[Exercise goal]
Go through the data line by line. Copy each one holding the string "Naira".

[Data supplied]
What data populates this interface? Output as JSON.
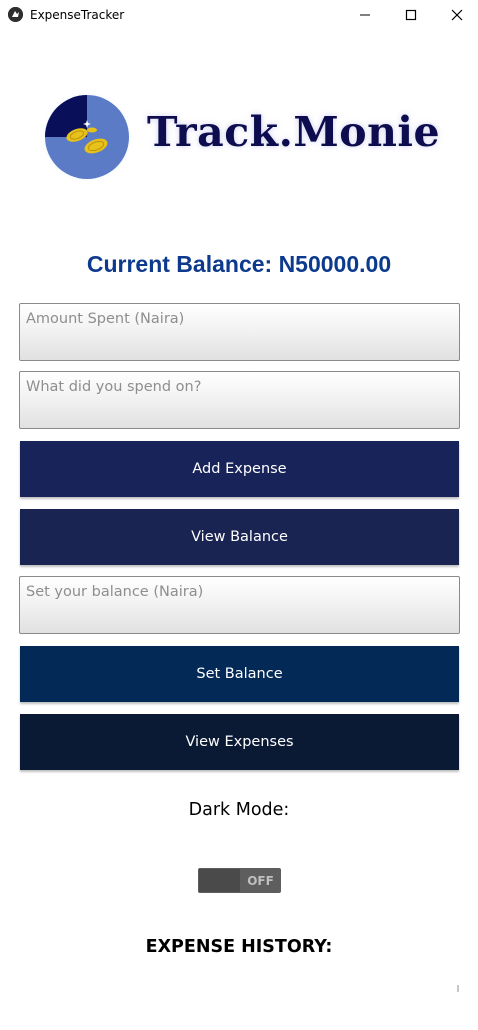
{
  "window": {
    "title": "ExpenseTracker",
    "icons": {
      "app": "kivy-icon",
      "minimize": "minimize-icon",
      "maximize": "maximize-icon",
      "close": "close-icon"
    }
  },
  "logo": {
    "text": "Track.Monie",
    "icon": "pie-chart-coins-icon",
    "colors": {
      "pie_light": "#5b7bc6",
      "pie_dark": "#0a0f5a",
      "coin": "#e8c21a",
      "text": "#0c0c4e"
    }
  },
  "balance": {
    "text": "Current Balance: N50000.00",
    "color": "#0d3a8c"
  },
  "form": {
    "amount_placeholder": "Amount Spent (Naira)",
    "description_placeholder": "What did you spend on?",
    "set_balance_placeholder": "Set your balance (Naira)"
  },
  "buttons": {
    "add_expense": {
      "label": "Add Expense",
      "color": "#172359"
    },
    "view_balance": {
      "label": "View Balance",
      "color": "#192452"
    },
    "set_balance": {
      "label": "Set Balance",
      "color": "#032a57"
    },
    "view_expenses": {
      "label": "View Expenses",
      "color": "#0a1a35"
    }
  },
  "dark_mode": {
    "label": "Dark Mode:",
    "state_text": "OFF",
    "enabled": false
  },
  "history": {
    "label": "EXPENSE HISTORY:"
  }
}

[Expected answer]
    "amount_placeholder": "Amount Spent (Naira)",
    "set_balance_placeholder": "Set your balance (Naira)"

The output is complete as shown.